=== Working data ===
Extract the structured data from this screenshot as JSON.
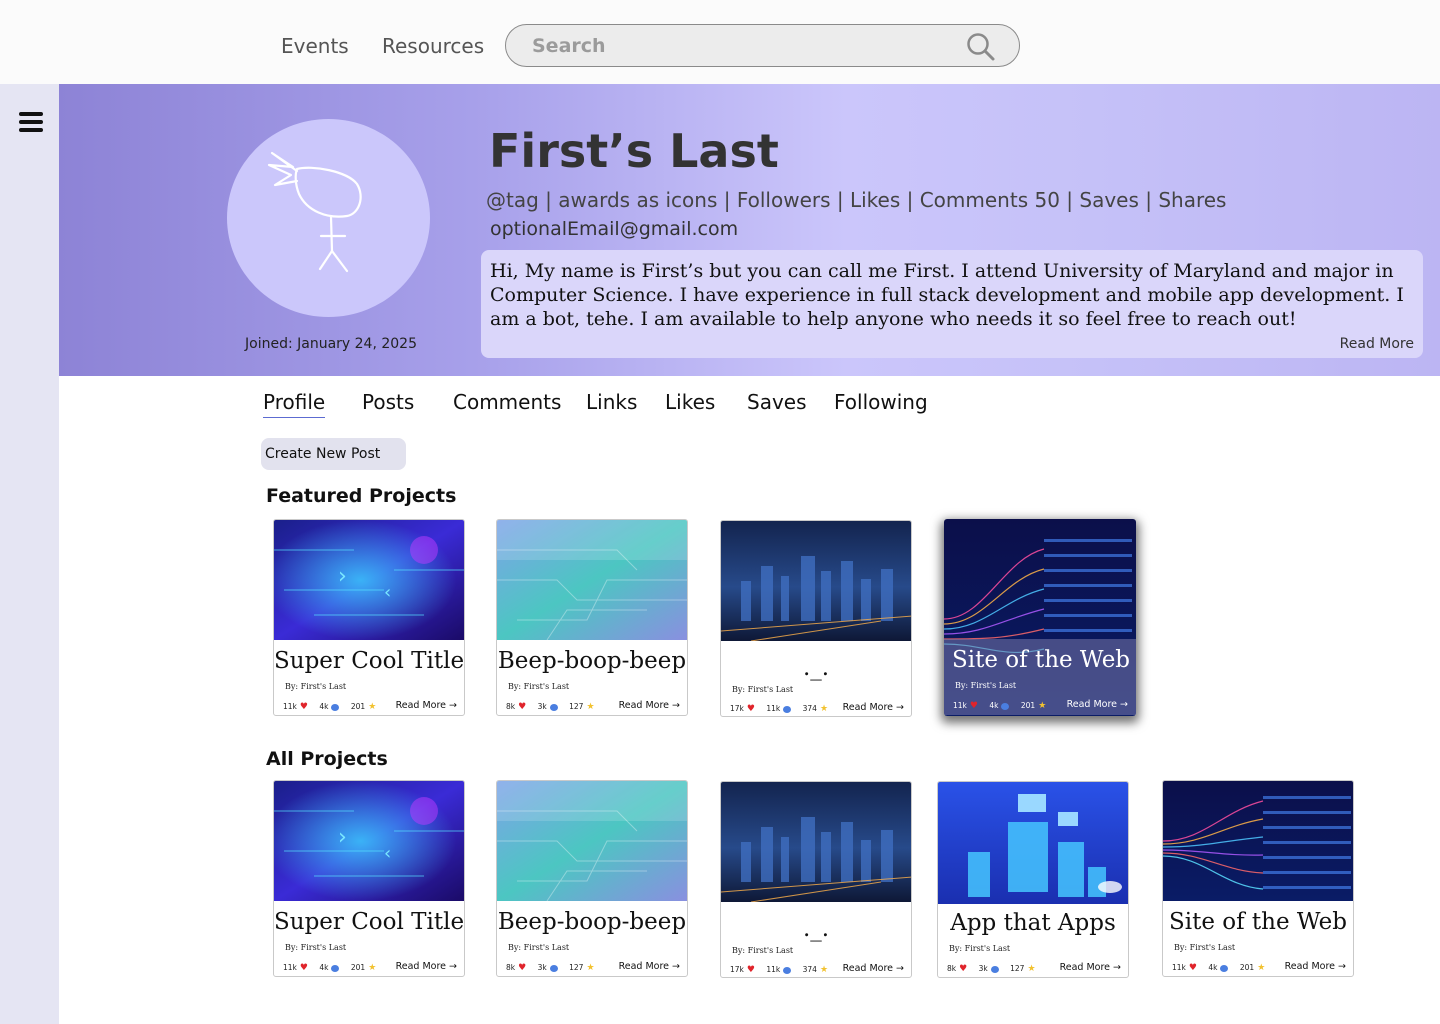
{
  "nav": {
    "events": "Events",
    "resources": "Resources",
    "search_placeholder": "Search"
  },
  "profile": {
    "name": "First’s Last",
    "stats_line": "@tag | awards as icons | Followers | Likes | Comments 50  | Saves | Shares",
    "email": "optionalEmail@gmail.com",
    "bio": "Hi, My name is First’s but you can call me First. I attend University of Maryland and major in Computer Science. I have experience in full stack development and mobile app development. I am a bot, tehe. I am available to help anyone who needs it so feel free to reach out!",
    "bio_read_more": "Read More",
    "joined": "Joined: January 24, 2025"
  },
  "tabs": [
    "Profile",
    "Posts",
    "Comments",
    "Links",
    "Likes",
    "Saves",
    "Following"
  ],
  "create_button": "Create New Post",
  "sections": {
    "featured": "Featured Projects",
    "all": "All Projects"
  },
  "featured_cards": [
    {
      "title": "Super Cool Title",
      "author": "By: First's Last",
      "likes": "11k",
      "comments": "4k",
      "stars": "201",
      "more": "Read More →"
    },
    {
      "title": "Beep-boop-beep",
      "author": "By: First's Last",
      "likes": "8k",
      "comments": "3k",
      "stars": "127",
      "more": "Read More →"
    },
    {
      "title": "._.",
      "author": "By: First's Last",
      "likes": "17k",
      "comments": "11k",
      "stars": "374",
      "more": "Read More →"
    },
    {
      "title": "Site of the Web",
      "author": "By: First's Last",
      "likes": "11k",
      "comments": "4k",
      "stars": "201",
      "more": "Read More →"
    }
  ],
  "all_cards": [
    {
      "title": "Super Cool Title",
      "author": "By: First's Last",
      "likes": "11k",
      "comments": "4k",
      "stars": "201",
      "more": "Read More →"
    },
    {
      "title": "Beep-boop-beep",
      "author": "By: First's Last",
      "likes": "8k",
      "comments": "3k",
      "stars": "127",
      "more": "Read More →"
    },
    {
      "title": "._.",
      "author": "By: First's Last",
      "likes": "17k",
      "comments": "11k",
      "stars": "374",
      "more": "Read More →"
    },
    {
      "title": "App that Apps",
      "author": "By: First's Last",
      "likes": "8k",
      "comments": "3k",
      "stars": "127",
      "more": "Read More →"
    },
    {
      "title": "Site of the Web",
      "author": "By: First's Last",
      "likes": "11k",
      "comments": "4k",
      "stars": "201",
      "more": "Read More →"
    }
  ]
}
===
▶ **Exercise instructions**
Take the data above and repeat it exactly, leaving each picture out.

▶ **Solved exercise**
Extract the structured data from this screenshot as JSON.
{
  "nav": {
    "events": "Events",
    "resources": "Resources",
    "search_placeholder": "Search"
  },
  "profile": {
    "name": "First’s Last",
    "stats_line": "@tag | awards as icons | Followers | Likes | Comments 50  | Saves | Shares",
    "email": "optionalEmail@gmail.com",
    "bio": "Hi, My name is First’s but you can call me First. I attend University of Maryland and major in Computer Science. I have experience in full stack development and mobile app development. I am a bot, tehe. I am available to help anyone who needs it so feel free to reach out!",
    "bio_read_more": "Read More",
    "joined": "Joined: January 24, 2025"
  },
  "tabs": [
    "Profile",
    "Posts",
    "Comments",
    "Links",
    "Likes",
    "Saves",
    "Following"
  ],
  "create_button": "Create New Post",
  "sections": {
    "featured": "Featured Projects",
    "all": "All Projects"
  },
  "featured_cards": [
    {
      "title": "Super Cool Title",
      "author": "By: First's Last",
      "likes": "11k",
      "comments": "4k",
      "stars": "201",
      "more": "Read More →"
    },
    {
      "title": "Beep-boop-beep",
      "author": "By: First's Last",
      "likes": "8k",
      "comments": "3k",
      "stars": "127",
      "more": "Read More →"
    },
    {
      "title": "._.",
      "author": "By: First's Last",
      "likes": "17k",
      "comments": "11k",
      "stars": "374",
      "more": "Read More →"
    },
    {
      "title": "Site of the Web",
      "author": "By: First's Last",
      "likes": "11k",
      "comments": "4k",
      "stars": "201",
      "more": "Read More →"
    }
  ],
  "all_cards": [
    {
      "title": "Super Cool Title",
      "author": "By: First's Last",
      "likes": "11k",
      "comments": "4k",
      "stars": "201",
      "more": "Read More →"
    },
    {
      "title": "Beep-boop-beep",
      "author": "By: First's Last",
      "likes": "8k",
      "comments": "3k",
      "stars": "127",
      "more": "Read More →"
    },
    {
      "title": "._.",
      "author": "By: First's Last",
      "likes": "17k",
      "comments": "11k",
      "stars": "374",
      "more": "Read More →"
    },
    {
      "title": "App that Apps",
      "author": "By: First's Last",
      "likes": "8k",
      "comments": "3k",
      "stars": "127",
      "more": "Read More →"
    },
    {
      "title": "Site of the Web",
      "author": "By: First's Last",
      "likes": "11k",
      "comments": "4k",
      "stars": "201",
      "more": "Read More →"
    }
  ]
}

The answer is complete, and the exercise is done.